Network aims to improve Indiana workforce readiness


Network aims to improve Indiana workforce readiness

CELL-photoThe Center of Excellence in Leadership of Learning at UIndy is home to a new initiative working to better align the state’s educational opportunities with the realities of the state’s workforce needs. EWIN, the Indiana Education Workforce Innovation Network, was established through grant funding by Lilly Endowment and the Joyce Foundation. CELL will partner with Indiana’s Education Roundtable to address key issues related to remediation, dual credit, and career and technical education to prepare Indiana’s children for the future workforce.

Worrisome numbers

The numbers clearly indicate that Indiana has a problem. The Hoosier state ranks 42nd in the number of 25- to 64-year-olds with an associate’s degree or higher. In 2011, the most recent year for which data is available, Indiana’s attainment rate for that demographic was 38.7 percent, far short of the Lumina Foundation’s challenge to reach 60 percent by the year 2025.  EWIN was created to address glaring gaps between educational and economic development sectors. Its goals are two-fold:

— develop and support regional partnerships across Indiana with the intent of addressing high school remediation, dual-credit alignment, and innovative models of career and technical education for youths and adults, and

— convene a network of statewide education and workforce alignment partners to facilitate communication and collaboration.

In January, EWIN hosted a summit bringing together groups of education, economic, and workforce leaders from around the state to begin conversations on how Indiana can im prove its pathways to career goals for students. EWIN is working with seven regions around the state to develop plans for advancing efforts in workforce readiness. These regional partners are submitting applications for sub-grants up to $75,000 from EWIN to foster collaboration.

Graduating with skills

Ultimately, EWIN is working to ensure that every Hoosier student graduates from high school with the skills needed to succeed in college or a career. Together with its regional partners, EWIN is helping Indiana develop a strong workforce prepared for the challenges of a global economy.

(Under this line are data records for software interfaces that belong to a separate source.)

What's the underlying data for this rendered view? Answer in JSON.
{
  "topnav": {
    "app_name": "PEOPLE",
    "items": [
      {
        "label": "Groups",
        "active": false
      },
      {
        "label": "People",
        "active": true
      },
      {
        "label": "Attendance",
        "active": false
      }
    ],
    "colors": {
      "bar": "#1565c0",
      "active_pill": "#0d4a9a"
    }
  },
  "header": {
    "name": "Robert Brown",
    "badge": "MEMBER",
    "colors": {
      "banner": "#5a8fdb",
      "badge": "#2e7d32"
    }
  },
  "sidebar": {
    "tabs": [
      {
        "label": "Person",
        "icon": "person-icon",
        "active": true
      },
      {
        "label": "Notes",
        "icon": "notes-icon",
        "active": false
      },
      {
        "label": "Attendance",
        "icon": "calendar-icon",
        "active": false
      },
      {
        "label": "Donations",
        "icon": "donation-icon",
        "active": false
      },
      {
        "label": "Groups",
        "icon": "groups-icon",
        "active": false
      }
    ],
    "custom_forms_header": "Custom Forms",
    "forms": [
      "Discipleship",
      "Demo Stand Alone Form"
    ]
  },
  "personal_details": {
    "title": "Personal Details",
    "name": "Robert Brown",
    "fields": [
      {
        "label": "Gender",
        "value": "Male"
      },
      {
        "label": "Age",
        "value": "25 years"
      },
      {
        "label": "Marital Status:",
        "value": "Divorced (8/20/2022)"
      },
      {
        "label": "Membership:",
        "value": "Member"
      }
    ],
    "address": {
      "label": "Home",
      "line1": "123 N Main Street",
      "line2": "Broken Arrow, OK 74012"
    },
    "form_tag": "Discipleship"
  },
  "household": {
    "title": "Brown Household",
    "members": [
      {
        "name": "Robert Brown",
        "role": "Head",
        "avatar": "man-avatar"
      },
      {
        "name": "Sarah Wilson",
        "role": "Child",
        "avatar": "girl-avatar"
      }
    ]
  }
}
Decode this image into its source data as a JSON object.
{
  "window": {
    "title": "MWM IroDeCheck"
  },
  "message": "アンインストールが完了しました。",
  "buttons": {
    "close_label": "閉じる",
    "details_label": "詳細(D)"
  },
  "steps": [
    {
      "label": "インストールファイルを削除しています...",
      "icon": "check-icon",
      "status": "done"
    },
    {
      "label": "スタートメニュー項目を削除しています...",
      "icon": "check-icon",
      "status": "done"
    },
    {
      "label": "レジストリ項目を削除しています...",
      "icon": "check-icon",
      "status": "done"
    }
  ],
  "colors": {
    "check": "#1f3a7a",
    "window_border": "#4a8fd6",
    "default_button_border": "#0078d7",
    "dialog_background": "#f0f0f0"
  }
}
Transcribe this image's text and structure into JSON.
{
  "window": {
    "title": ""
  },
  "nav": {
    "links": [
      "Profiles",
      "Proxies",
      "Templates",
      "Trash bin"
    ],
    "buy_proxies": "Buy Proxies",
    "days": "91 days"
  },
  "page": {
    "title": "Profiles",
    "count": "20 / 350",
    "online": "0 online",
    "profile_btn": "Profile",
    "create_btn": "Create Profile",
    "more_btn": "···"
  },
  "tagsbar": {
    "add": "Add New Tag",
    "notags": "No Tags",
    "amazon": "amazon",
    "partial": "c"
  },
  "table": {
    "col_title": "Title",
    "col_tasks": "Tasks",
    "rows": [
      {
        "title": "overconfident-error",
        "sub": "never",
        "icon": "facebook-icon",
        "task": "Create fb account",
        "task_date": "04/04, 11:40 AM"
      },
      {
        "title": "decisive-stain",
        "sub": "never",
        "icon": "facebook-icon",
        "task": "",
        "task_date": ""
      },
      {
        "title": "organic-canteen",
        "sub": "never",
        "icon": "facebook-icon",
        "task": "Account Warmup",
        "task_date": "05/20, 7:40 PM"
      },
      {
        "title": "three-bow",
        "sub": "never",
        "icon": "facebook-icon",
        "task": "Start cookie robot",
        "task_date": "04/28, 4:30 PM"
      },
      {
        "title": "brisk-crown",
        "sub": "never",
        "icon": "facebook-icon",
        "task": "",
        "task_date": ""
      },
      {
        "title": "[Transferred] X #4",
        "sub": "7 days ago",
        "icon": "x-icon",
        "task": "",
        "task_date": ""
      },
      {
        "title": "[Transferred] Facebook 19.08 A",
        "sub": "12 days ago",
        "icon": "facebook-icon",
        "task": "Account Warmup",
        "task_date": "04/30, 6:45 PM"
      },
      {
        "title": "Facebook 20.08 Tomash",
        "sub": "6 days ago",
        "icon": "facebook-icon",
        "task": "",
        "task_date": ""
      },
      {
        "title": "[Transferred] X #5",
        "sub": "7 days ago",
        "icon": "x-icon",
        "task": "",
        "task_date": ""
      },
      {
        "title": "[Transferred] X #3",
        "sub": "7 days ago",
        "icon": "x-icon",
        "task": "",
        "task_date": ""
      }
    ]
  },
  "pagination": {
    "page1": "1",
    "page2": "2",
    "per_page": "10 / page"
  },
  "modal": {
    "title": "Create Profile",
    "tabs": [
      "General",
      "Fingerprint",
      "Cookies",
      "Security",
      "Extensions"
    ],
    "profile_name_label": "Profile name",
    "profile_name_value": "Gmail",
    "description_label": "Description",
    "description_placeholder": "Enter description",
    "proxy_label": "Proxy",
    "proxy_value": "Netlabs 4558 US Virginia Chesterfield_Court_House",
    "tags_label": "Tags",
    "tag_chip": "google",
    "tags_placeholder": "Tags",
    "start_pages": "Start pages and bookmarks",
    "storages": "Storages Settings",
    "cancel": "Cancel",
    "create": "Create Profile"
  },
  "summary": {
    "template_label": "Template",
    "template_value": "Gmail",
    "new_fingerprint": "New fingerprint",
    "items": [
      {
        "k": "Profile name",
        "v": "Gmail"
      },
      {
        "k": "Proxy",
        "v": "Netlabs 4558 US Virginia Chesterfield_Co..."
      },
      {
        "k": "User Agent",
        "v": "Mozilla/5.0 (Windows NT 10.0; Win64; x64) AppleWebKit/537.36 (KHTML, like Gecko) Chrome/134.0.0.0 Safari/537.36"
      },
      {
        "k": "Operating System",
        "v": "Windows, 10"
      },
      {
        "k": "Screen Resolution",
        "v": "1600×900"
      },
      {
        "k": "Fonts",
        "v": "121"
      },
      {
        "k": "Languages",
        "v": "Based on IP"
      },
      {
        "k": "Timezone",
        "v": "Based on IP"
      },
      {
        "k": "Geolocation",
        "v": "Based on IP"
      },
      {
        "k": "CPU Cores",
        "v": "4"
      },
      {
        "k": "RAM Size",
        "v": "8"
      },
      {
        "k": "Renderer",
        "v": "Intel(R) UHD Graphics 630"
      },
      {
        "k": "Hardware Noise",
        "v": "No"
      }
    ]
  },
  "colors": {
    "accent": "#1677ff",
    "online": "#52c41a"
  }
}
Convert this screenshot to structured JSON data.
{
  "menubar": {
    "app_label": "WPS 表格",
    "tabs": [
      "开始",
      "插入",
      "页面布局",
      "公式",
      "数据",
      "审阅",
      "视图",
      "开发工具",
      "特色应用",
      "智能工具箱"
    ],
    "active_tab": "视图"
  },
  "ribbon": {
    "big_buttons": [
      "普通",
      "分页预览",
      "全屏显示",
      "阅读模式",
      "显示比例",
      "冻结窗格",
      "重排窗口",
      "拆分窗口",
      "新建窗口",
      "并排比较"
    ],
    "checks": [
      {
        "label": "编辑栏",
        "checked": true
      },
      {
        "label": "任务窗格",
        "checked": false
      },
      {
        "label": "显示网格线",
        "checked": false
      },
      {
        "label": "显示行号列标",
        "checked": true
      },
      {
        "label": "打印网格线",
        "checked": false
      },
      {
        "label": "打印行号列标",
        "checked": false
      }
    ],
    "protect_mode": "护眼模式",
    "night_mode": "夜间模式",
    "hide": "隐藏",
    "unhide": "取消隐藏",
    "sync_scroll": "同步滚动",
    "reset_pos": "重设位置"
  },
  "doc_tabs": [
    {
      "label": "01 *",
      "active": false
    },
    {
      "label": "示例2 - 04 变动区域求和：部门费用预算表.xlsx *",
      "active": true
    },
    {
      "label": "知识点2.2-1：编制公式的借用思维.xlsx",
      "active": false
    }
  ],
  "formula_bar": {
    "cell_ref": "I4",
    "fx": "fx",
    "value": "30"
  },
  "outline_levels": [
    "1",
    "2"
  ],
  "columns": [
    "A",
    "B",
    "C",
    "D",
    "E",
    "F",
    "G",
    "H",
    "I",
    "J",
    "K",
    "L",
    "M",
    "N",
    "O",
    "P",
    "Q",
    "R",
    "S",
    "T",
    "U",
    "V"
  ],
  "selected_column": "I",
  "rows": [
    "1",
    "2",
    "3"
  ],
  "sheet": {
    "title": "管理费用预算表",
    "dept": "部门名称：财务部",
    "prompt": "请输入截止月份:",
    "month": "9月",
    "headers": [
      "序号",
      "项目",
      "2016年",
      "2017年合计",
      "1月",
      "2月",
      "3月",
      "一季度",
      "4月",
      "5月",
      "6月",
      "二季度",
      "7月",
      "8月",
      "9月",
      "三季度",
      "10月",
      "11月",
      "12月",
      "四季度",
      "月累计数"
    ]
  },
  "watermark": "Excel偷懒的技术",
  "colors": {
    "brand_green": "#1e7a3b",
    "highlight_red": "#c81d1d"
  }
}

Sara B. Cobb, Lilly Endowment vice president for education, said the network’s goals reflect priorities long held by the Endowment. “For many years, Lilly Endowment has supported efforts to align academic preparation of the state’s residents with the needs of Indiana employers,” Cobb said. “We are pleased that two prominent statewide organizations, CELL and the Indiana Education Roundtable, are working together toward this objective.”